INPUT:
------------------------------------
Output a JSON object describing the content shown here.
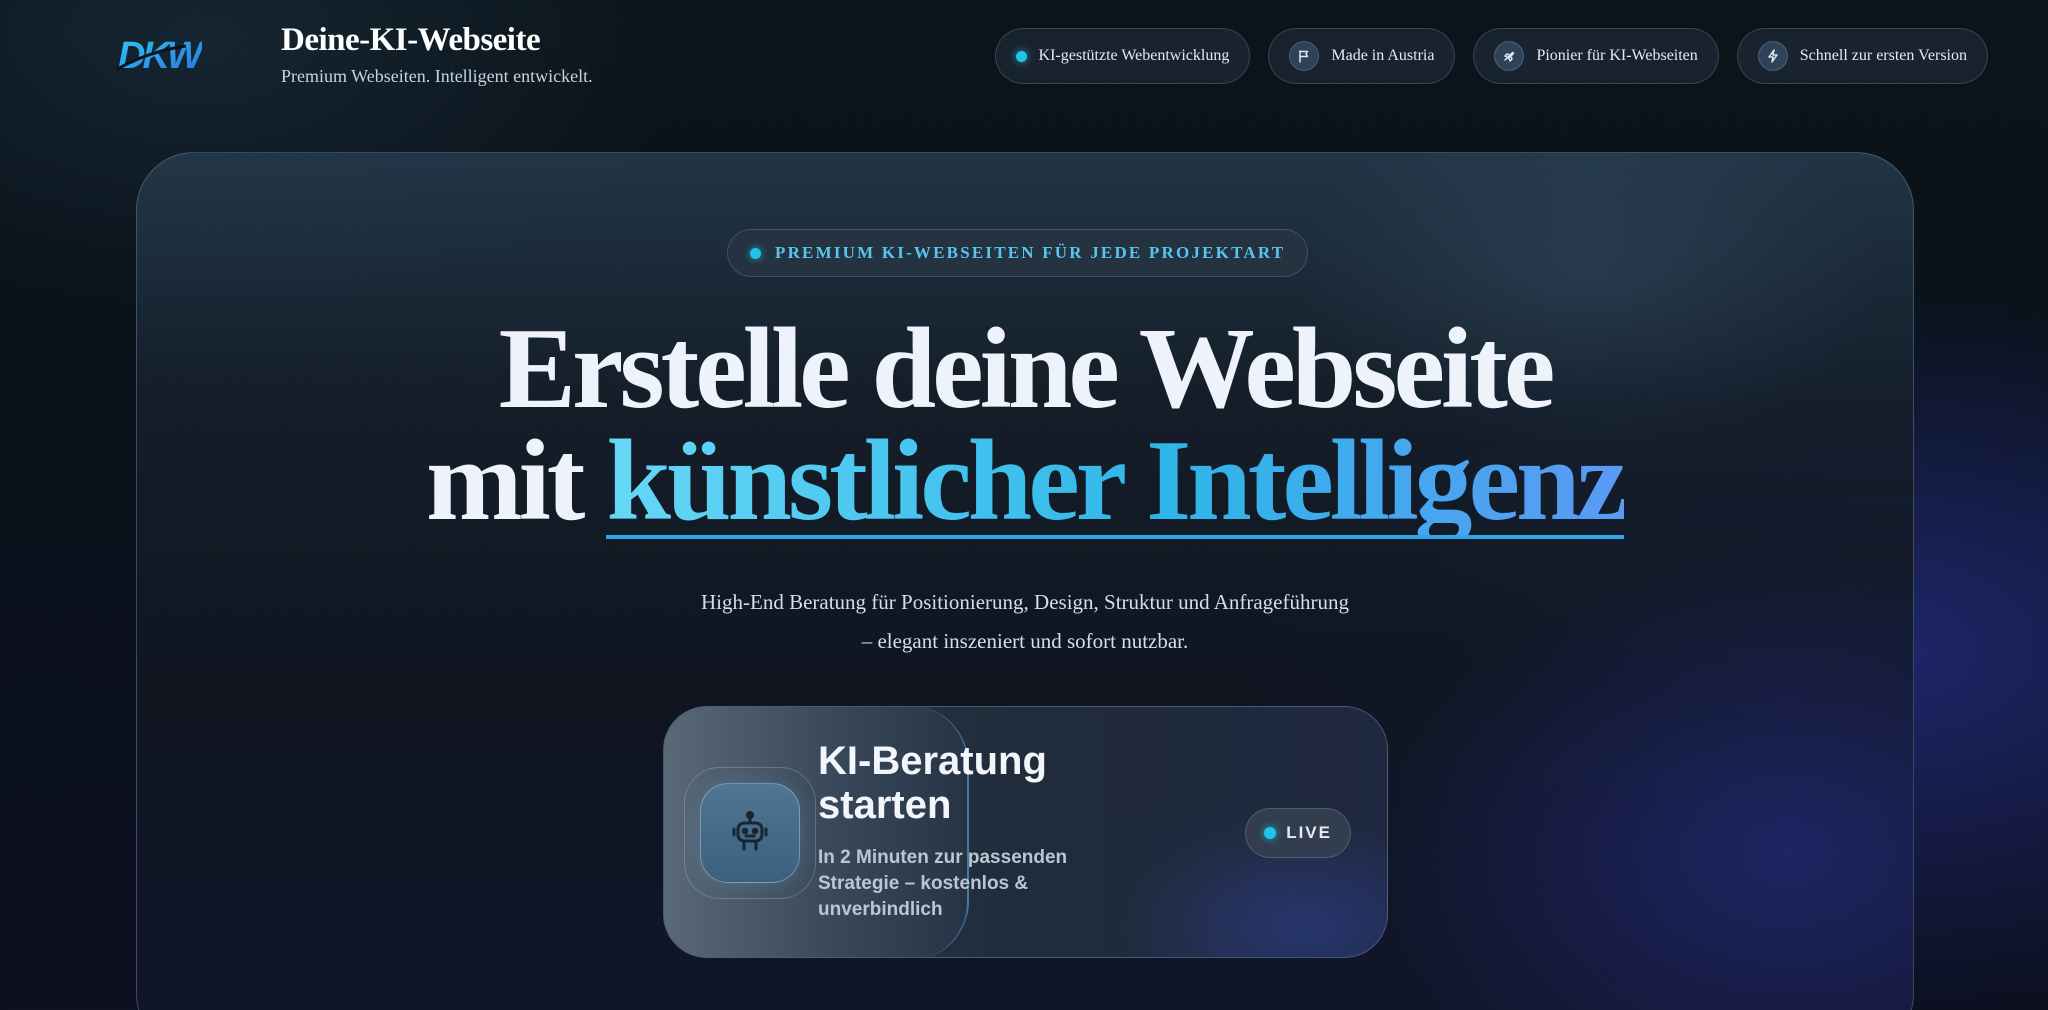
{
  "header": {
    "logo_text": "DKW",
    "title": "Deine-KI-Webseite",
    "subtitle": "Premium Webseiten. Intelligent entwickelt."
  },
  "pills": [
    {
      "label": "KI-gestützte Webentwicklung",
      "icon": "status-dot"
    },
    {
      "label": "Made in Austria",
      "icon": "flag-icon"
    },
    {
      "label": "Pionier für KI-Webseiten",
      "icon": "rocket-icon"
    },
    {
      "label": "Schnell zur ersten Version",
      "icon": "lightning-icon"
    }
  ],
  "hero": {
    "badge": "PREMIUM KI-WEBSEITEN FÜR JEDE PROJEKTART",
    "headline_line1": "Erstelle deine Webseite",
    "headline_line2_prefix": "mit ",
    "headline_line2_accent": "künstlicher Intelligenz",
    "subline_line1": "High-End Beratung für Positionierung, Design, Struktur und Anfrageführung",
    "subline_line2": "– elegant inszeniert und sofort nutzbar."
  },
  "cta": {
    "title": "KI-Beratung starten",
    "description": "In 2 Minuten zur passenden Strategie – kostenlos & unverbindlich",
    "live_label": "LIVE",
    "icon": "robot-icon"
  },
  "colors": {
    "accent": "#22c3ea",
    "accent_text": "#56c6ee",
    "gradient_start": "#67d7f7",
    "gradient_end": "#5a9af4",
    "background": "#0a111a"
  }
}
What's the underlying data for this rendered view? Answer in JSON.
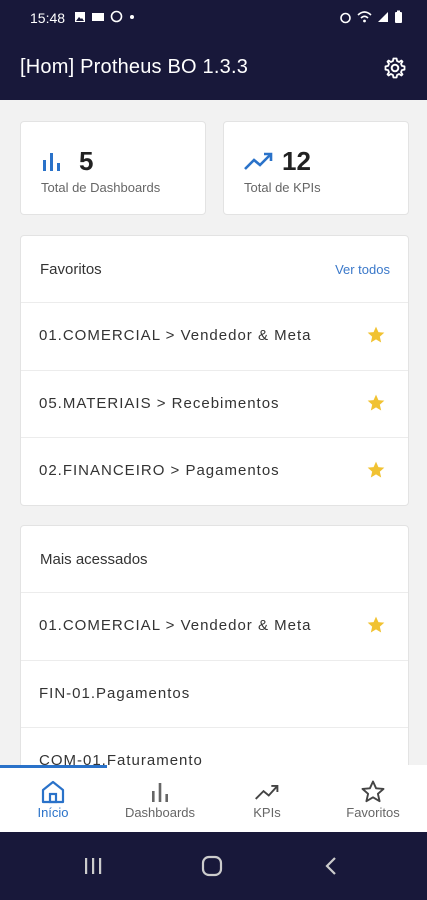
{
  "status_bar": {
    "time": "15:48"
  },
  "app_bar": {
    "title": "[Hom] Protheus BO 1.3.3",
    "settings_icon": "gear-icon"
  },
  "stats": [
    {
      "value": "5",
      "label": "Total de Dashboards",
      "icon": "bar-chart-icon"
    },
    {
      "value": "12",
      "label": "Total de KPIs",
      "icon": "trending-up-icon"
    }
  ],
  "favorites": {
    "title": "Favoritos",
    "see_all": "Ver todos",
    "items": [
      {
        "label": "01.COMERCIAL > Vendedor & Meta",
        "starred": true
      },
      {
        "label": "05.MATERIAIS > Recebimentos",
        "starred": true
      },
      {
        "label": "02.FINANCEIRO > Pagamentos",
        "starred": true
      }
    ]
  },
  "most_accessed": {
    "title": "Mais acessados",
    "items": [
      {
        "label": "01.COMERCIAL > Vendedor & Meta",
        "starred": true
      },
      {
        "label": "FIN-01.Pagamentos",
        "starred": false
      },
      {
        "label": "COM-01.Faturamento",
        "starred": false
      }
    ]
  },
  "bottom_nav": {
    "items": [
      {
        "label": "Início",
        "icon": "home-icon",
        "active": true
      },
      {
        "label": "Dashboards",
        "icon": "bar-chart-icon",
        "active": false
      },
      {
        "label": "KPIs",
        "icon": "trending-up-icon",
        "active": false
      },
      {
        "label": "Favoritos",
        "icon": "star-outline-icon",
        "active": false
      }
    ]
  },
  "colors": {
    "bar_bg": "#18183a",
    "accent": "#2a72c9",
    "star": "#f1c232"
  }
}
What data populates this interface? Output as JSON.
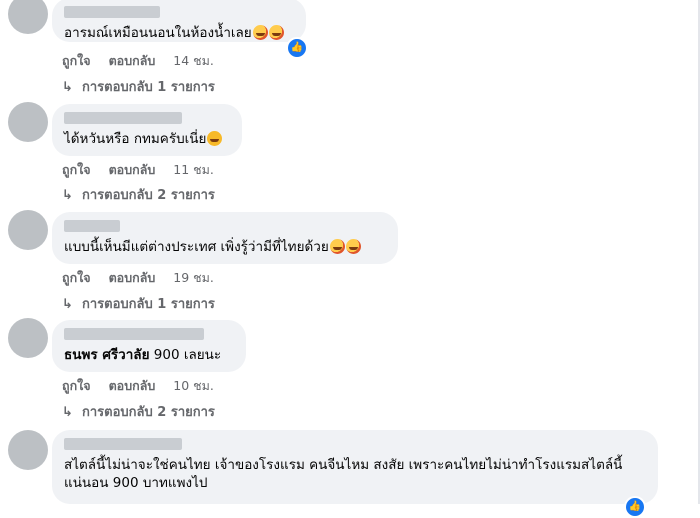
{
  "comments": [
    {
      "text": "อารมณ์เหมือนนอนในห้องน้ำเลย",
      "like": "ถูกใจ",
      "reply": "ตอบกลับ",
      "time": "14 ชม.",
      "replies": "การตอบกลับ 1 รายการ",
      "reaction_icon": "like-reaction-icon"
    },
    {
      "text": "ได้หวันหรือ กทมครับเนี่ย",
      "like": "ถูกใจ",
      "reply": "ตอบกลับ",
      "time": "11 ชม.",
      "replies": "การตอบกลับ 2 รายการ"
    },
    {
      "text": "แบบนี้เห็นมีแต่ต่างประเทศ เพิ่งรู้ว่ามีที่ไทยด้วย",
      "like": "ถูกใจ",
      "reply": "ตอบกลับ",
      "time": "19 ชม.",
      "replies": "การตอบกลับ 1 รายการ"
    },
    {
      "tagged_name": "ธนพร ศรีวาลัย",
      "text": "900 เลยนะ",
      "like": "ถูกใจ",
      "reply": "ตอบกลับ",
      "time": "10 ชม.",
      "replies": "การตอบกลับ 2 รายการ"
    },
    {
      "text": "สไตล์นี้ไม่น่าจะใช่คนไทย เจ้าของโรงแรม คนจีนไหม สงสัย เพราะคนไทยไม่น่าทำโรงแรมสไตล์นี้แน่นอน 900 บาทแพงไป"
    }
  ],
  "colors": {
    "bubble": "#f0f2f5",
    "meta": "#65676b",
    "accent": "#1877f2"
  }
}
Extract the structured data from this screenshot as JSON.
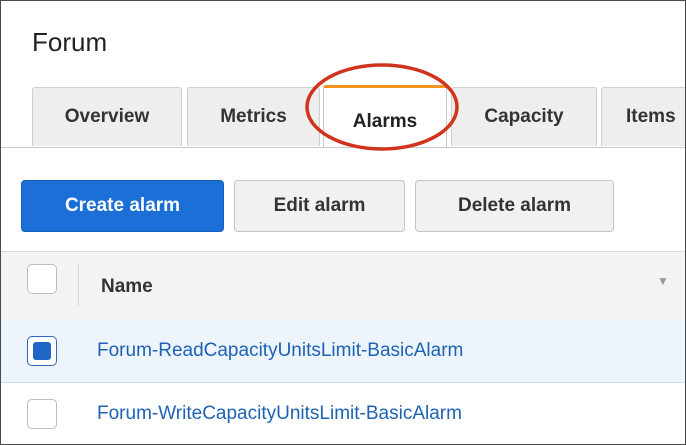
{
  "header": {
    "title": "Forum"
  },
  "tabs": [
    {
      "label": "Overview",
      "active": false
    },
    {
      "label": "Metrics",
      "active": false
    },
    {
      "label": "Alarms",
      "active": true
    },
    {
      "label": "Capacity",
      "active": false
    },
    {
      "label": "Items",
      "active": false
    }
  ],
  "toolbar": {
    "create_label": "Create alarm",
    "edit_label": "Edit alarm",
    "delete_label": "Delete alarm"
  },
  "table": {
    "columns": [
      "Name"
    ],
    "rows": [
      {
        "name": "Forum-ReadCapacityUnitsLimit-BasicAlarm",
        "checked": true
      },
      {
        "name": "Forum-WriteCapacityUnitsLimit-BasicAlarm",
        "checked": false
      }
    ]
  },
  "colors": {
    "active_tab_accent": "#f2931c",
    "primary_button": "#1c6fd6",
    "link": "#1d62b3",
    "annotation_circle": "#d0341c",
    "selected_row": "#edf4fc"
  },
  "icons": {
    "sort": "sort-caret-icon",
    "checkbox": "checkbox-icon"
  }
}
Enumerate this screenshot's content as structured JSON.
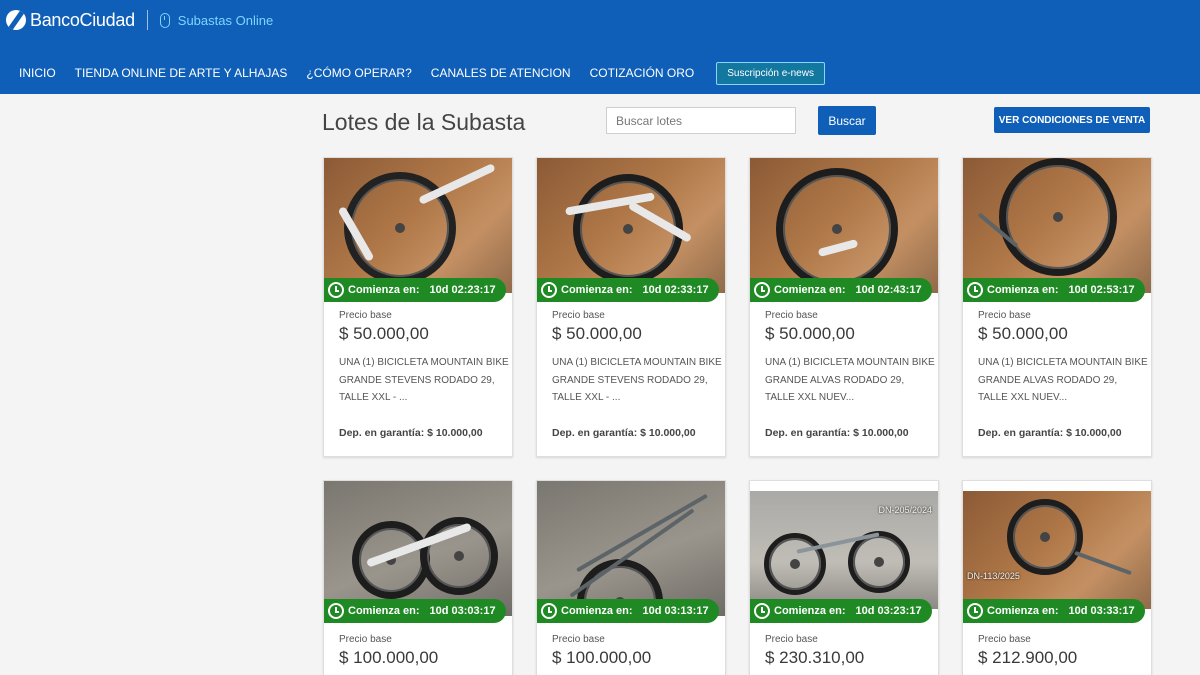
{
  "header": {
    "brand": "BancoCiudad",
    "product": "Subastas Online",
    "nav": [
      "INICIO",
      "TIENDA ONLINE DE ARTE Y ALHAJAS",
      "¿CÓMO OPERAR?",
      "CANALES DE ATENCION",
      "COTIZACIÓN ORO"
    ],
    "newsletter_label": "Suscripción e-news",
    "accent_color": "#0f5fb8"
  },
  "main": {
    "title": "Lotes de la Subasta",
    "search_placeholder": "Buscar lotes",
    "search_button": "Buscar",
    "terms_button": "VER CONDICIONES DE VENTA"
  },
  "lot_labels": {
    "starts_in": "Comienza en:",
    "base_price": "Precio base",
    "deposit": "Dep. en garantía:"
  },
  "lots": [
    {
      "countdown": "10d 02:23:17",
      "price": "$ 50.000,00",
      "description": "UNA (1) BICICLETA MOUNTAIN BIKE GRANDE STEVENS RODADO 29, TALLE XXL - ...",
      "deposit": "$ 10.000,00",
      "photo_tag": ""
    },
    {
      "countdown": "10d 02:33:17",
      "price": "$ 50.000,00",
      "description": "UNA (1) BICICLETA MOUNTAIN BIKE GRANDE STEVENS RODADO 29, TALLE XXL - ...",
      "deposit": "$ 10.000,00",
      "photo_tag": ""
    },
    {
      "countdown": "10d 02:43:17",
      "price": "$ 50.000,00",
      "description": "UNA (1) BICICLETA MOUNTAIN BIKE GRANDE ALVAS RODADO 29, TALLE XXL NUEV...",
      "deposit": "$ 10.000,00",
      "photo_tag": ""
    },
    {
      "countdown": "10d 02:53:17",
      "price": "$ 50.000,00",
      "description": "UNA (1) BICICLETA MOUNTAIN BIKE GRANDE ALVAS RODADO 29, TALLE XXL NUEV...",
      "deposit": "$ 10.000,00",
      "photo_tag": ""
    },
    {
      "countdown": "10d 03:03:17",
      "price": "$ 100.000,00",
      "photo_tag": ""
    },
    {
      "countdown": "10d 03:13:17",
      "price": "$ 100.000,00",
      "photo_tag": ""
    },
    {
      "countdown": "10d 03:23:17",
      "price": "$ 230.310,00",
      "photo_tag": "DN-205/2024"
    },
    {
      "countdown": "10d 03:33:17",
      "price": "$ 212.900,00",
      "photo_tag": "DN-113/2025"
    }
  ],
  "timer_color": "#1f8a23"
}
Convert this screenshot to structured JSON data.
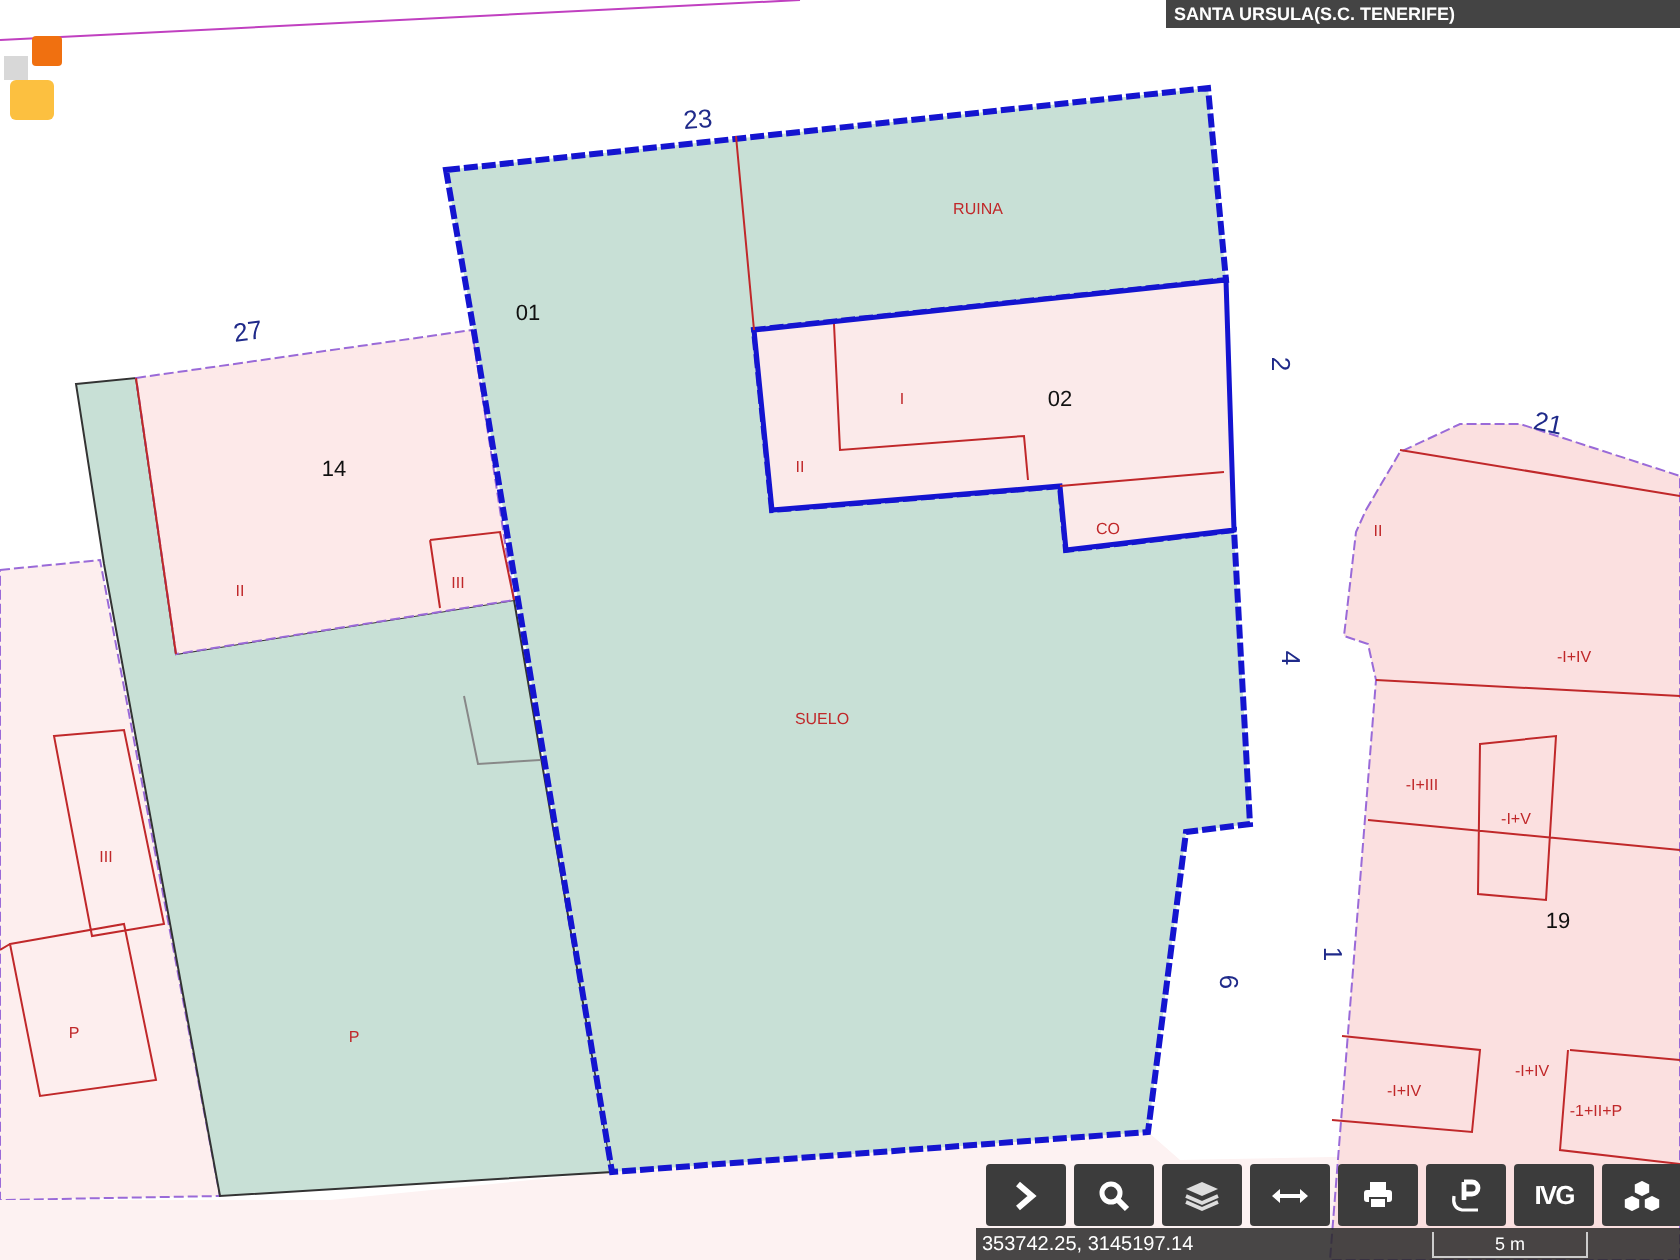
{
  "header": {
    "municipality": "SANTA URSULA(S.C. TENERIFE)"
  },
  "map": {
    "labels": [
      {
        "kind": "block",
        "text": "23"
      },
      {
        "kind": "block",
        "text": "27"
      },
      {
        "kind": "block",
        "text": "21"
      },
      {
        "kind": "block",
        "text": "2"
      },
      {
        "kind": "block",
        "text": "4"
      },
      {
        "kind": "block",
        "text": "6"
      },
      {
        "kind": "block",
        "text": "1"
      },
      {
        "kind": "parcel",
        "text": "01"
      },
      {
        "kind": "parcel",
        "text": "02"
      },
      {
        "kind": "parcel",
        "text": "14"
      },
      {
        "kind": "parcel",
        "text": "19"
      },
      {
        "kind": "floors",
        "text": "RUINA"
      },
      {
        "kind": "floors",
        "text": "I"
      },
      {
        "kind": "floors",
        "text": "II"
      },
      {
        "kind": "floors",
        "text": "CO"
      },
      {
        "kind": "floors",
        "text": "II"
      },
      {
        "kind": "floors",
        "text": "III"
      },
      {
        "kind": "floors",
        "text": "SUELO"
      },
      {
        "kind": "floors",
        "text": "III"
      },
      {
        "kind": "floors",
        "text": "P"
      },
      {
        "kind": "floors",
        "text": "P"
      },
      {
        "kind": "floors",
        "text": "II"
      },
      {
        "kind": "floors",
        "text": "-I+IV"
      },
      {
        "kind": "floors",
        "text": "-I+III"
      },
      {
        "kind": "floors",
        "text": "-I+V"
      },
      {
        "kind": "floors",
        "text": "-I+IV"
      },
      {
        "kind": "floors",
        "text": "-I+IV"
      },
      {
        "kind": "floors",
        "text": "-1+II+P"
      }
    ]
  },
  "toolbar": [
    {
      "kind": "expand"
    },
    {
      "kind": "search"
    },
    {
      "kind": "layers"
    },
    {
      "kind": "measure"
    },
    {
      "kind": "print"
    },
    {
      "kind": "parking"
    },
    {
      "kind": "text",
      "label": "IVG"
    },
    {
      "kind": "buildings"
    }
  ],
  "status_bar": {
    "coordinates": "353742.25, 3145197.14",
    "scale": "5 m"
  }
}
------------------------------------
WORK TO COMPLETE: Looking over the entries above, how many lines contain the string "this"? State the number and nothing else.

THE ANSWER: 5